I know I've read a million times that once you get a publisher to pick up your book the juggling really starts. You not only have to be able to write a book, you have to write a book at the same time as you are editing the last book, and working on marketing for that book or a previous book, even if that's just getting your name out there.

I had no idea how hard that really is. I'm a bit obsessive and I don't like switching gears. I've found that, despite all my determination, if I begin the day thinking I'm going to do "just one or two things" to help market myself, I never get around to writing, because there is always one or two more things, which lead to more things, and it never ends.

Quickly I realized I was doing all editing and marketing work, and very little writing. And I convinced myself that was what I needed to do to get this baby out into the world.

Unfortunately, I really missed writing. That was the whole reason I'm where I am. It's not the promise of being on the bestseller list or anything. Heck, for that I could dream to be president, or CEO of a major company, or an Oscar winning actress. I'm here because writing is like breathing... I need it to live.

So I divided up my time into marketing/editing days, and writing days. When I have writing days, I try not to do any marketing things (like writing emails and surfing the web for reviewers and figuring out twitterdom). But how do I take chunks of time to just write and not feel guilty about it?

Shelli, over at Market My Words, had an awesome interview Tuesday with author Alyson Noel. And Alsyon, after several paragraphs about how she markets herself, said just about the wisest thing I've read about writing and marketing:

The truth is, and this may not be wildly popular but I believe it to be true—the absolute best thing you can do to market yourself as an author is to write your next book! At the end of the day, that’s all your readers really want from you anyway. And with books getting such a short shelf life these days, the best way to ensure yours books maintain their space is to keep ‘em coming, to build up a nice backlist for your readers to explore and for bookstores to reorder with each new release.

So now my writing days are just a secondary marketing day!  Yay! Somehow just thinking of it in that equation lessens that frantic feeling that I need to be doing something, and feeling like writing isn't getting my novel sold any faster or wider. 

Less guilt is good. Writing time is even better.


  1. I couldn't agree more. I was reading in Donald Maass' book "The Career Novelist" on how you need to develop a career plan and how "A long period without publication is like closing one's store."

    Plus writing is the fun part and most of being an author should be fun.

  2. That's great advice. I spend *way* less time thinking about the marketing than I do about my next (or current) project. I would love to be one of those hermits in a cabin in the woods...write all day and just forget about the "real" world. Unfortunately, you still need to do *a little* marketing...

  3. It really all does come back to the writing, doesn't it? And if you love writing the most (I know I do), there's no need to feel guilty. Your readers will thank you for staying true to your craft.

  4. We could have written this same exact post! There's just so much to think about, isn't there?
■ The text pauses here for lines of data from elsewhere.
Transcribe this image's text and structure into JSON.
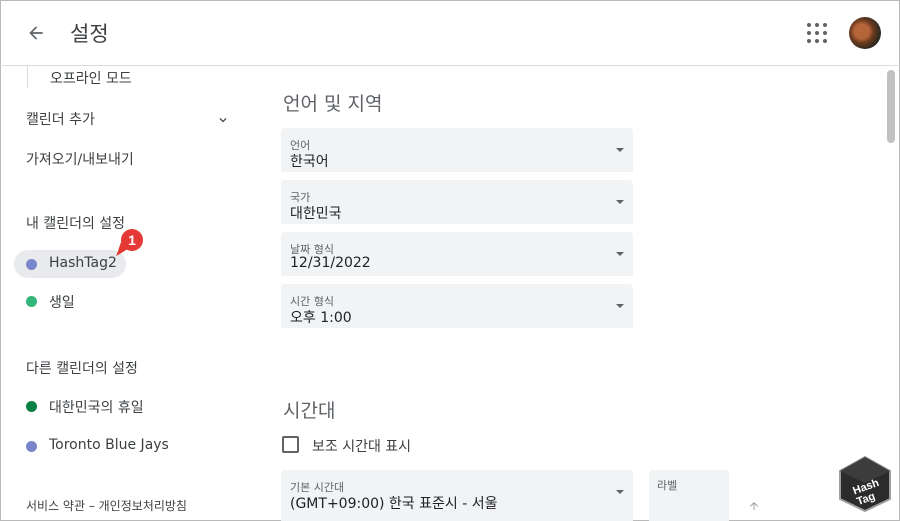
{
  "header": {
    "title": "설정"
  },
  "sidebar": {
    "offline_mode": "오프라인 모드",
    "add_calendar": "캘린더 추가",
    "import_export": "가져오기/내보내기",
    "my_calendars_heading": "내 캘린더의 설정",
    "my_calendars": [
      {
        "label": "HashTag2",
        "color": "#7986cb",
        "selected": true
      },
      {
        "label": "생일",
        "color": "#33b679",
        "selected": false
      }
    ],
    "other_calendars_heading": "다른 캘린더의 설정",
    "other_calendars": [
      {
        "label": "대한민국의 휴일",
        "color": "#0b8043"
      },
      {
        "label": "Toronto Blue Jays",
        "color": "#7986cb"
      }
    ],
    "terms": "서비스 약관 – 개인정보처리방침"
  },
  "annotation": {
    "badge": "1",
    "color": "#e53935"
  },
  "main": {
    "language_region_title": "언어 및 지역",
    "language": {
      "label": "언어",
      "value": "한국어"
    },
    "country": {
      "label": "국가",
      "value": "대한민국"
    },
    "date_format": {
      "label": "날짜 형식",
      "value": "12/31/2022"
    },
    "time_format": {
      "label": "시간 형식",
      "value": "오후 1:00"
    },
    "timezone_title": "시간대",
    "secondary_timezone_label": "보조 시간대 표시",
    "secondary_timezone_checked": false,
    "primary_timezone": {
      "label": "기본 시간대",
      "value": "(GMT+09:00) 한국 표준시 - 서울"
    },
    "timezone_label_field": {
      "label": "라벨"
    }
  },
  "watermark": {
    "line1": "Hash",
    "line2": "Tag"
  }
}
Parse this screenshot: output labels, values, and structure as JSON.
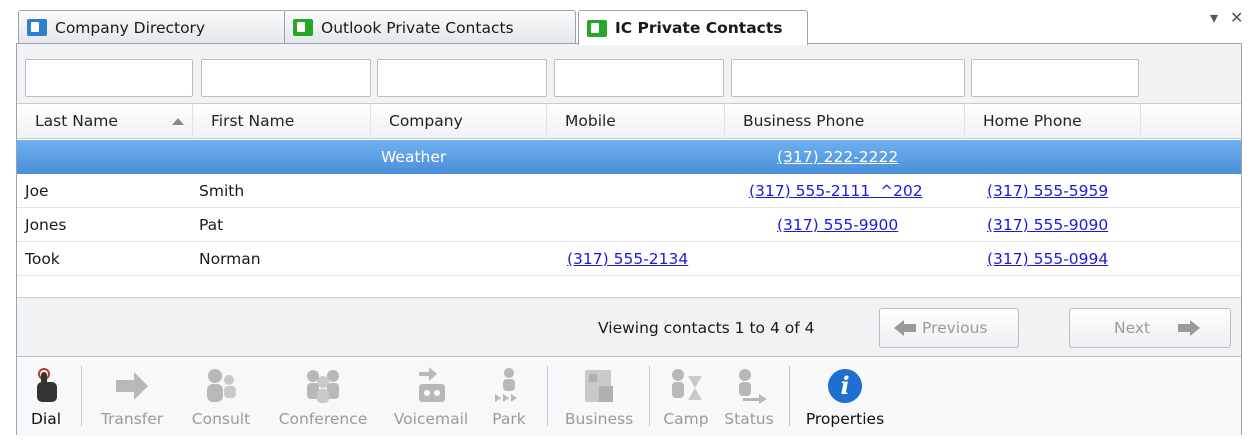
{
  "tabs": [
    {
      "label": "Company Directory",
      "active": false,
      "icon": "contact-card-blue-icon"
    },
    {
      "label": "Outlook Private Contacts",
      "active": false,
      "icon": "contact-card-green-icon"
    },
    {
      "label": "IC Private Contacts",
      "active": true,
      "icon": "contact-card-green-icon"
    }
  ],
  "window_controls": {
    "menu": "▾",
    "close": "✕"
  },
  "filters": [
    "",
    "",
    "",
    "",
    "",
    ""
  ],
  "columns": [
    "Last Name",
    "First Name",
    "Company",
    "Mobile",
    "Business Phone",
    "Home Phone"
  ],
  "sort": {
    "column": "Last Name",
    "direction": "ascending"
  },
  "rows": [
    {
      "last": "",
      "first": "",
      "company": "Weather",
      "mobile": "",
      "business": "(317) 222-2222",
      "home": "",
      "selected": true
    },
    {
      "last": "Joe",
      "first": "Smith",
      "company": "",
      "mobile": "",
      "business": "(317) 555-2111  ^202",
      "home": "(317) 555-5959",
      "selected": false
    },
    {
      "last": "Jones",
      "first": "Pat",
      "company": "",
      "mobile": "",
      "business": "(317) 555-9900",
      "home": "(317) 555-9090",
      "selected": false
    },
    {
      "last": "Took",
      "first": "Norman",
      "company": "",
      "mobile": "(317) 555-2134",
      "business": "",
      "home": "(317) 555-0994",
      "selected": false
    }
  ],
  "status": {
    "viewing": "Viewing contacts 1 to 4 of 4",
    "previous_label": "Previous",
    "next_label": "Next"
  },
  "toolbar": [
    {
      "label": "Dial",
      "icon": "dial-hand-icon",
      "enabled": true
    },
    {
      "label": "Transfer",
      "icon": "transfer-arrow-icon",
      "enabled": false
    },
    {
      "label": "Consult",
      "icon": "consult-icon",
      "enabled": false
    },
    {
      "label": "Conference",
      "icon": "conference-icon",
      "enabled": false
    },
    {
      "label": "Voicemail",
      "icon": "voicemail-icon",
      "enabled": false
    },
    {
      "label": "Park",
      "icon": "park-icon",
      "enabled": false
    },
    {
      "label": "Business",
      "icon": "business-card-icon",
      "enabled": false
    },
    {
      "label": "Camp",
      "icon": "camp-hourglass-icon",
      "enabled": false
    },
    {
      "label": "Status",
      "icon": "status-icon",
      "enabled": false
    },
    {
      "label": "Properties",
      "icon": "info-icon",
      "enabled": true
    }
  ],
  "colors": {
    "selection": "#4a90d9",
    "link": "#1a1adb",
    "tab_icon_green": "#25a82a",
    "tab_icon_blue": "#2c7fd0",
    "info_blue": "#1f6fd0"
  }
}
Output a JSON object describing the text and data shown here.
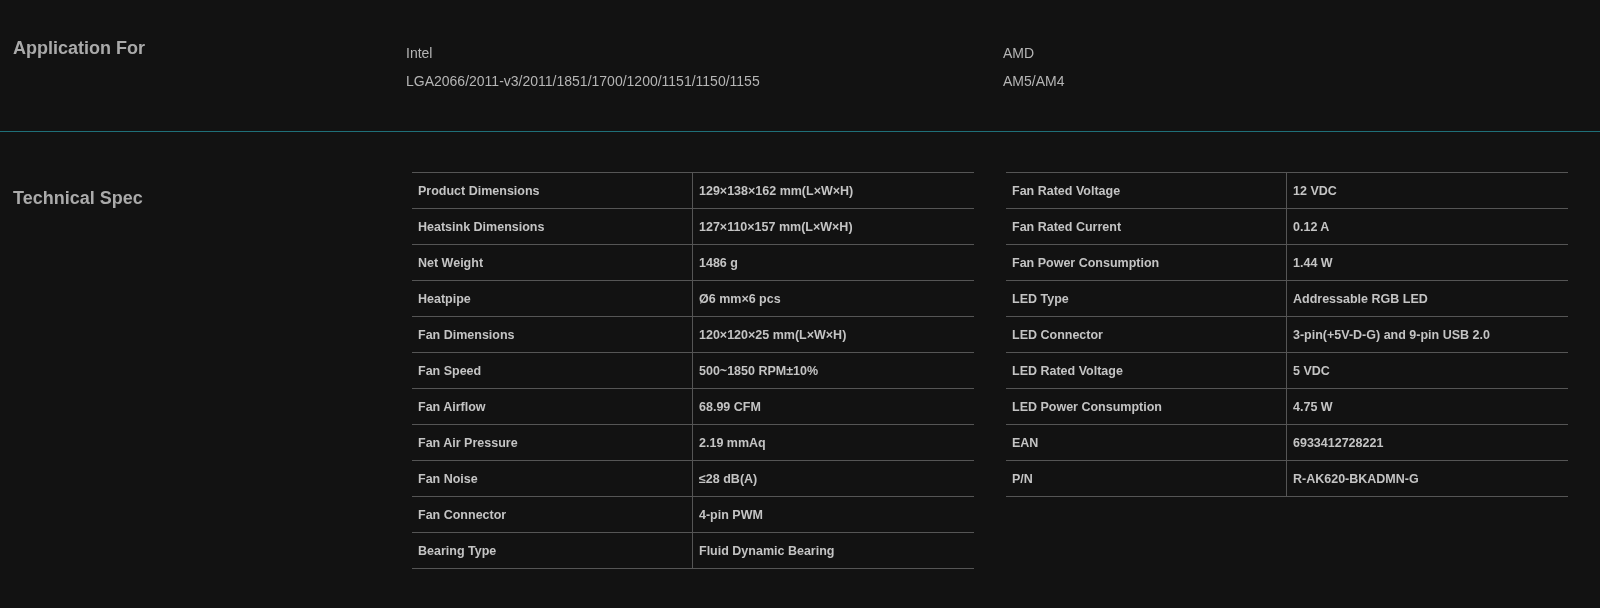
{
  "application": {
    "heading": "Application For",
    "platforms": [
      {
        "name": "Intel",
        "sockets": "LGA2066/2011-v3/2011/1851/1700/1200/1151/1150/1155"
      },
      {
        "name": "AMD",
        "sockets": "AM5/AM4"
      }
    ]
  },
  "technical_spec": {
    "heading": "Technical Spec",
    "tables": [
      {
        "rows": [
          {
            "label": "Product Dimensions",
            "value": "129×138×162 mm(L×W×H)"
          },
          {
            "label": "Heatsink Dimensions",
            "value": "127×110×157 mm(L×W×H)"
          },
          {
            "label": "Net Weight",
            "value": "1486 g"
          },
          {
            "label": "Heatpipe",
            "value": "Ø6 mm×6 pcs"
          },
          {
            "label": "Fan Dimensions",
            "value": "120×120×25 mm(L×W×H)"
          },
          {
            "label": "Fan Speed",
            "value": "500~1850 RPM±10%"
          },
          {
            "label": "Fan Airflow",
            "value": "68.99 CFM"
          },
          {
            "label": "Fan Air Pressure",
            "value": "2.19 mmAq"
          },
          {
            "label": "Fan Noise",
            "value": "≤28 dB(A)"
          },
          {
            "label": "Fan Connector",
            "value": "4-pin PWM"
          },
          {
            "label": "Bearing Type",
            "value": "Fluid Dynamic Bearing"
          }
        ]
      },
      {
        "rows": [
          {
            "label": "Fan Rated Voltage",
            "value": "12 VDC"
          },
          {
            "label": "Fan Rated Current",
            "value": "0.12 A"
          },
          {
            "label": "Fan Power Consumption",
            "value": "1.44 W"
          },
          {
            "label": "LED Type",
            "value": "Addressable RGB LED"
          },
          {
            "label": "LED Connector",
            "value": "3-pin(+5V-D-G) and 9-pin USB 2.0"
          },
          {
            "label": "LED Rated Voltage",
            "value": "5 VDC"
          },
          {
            "label": "LED Power Consumption",
            "value": "4.75 W"
          },
          {
            "label": "EAN",
            "value": "6933412728221"
          },
          {
            "label": "P/N",
            "value": "R-AK620-BKADMN-G"
          }
        ]
      }
    ]
  }
}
We've synched up our blog, facebook and Twitter, so at least we don't have to update every single thing every single time.

  5. Writing time *is* even better! I hear you on that one.

    Congrats on your book publishing adventure. I'm looking forward to reading more of your posts & blog & book!

  6. I read that interview, too, and that quote stuck out to me. Here's to writing over everything else writing-related.

  7. Hmmm... no one here to say we should spend more time marketing and less time writing?? :)

    Terresa - thanks for stopping by! I look forward to getting to know you!

  8. That is a really comforting thought. It makes sense-- the writing is the main objective after all. All the marketing stuff sounds so overwhelming.

  9. Se - you know, it could just be me. I must get overwhelmed easily. :)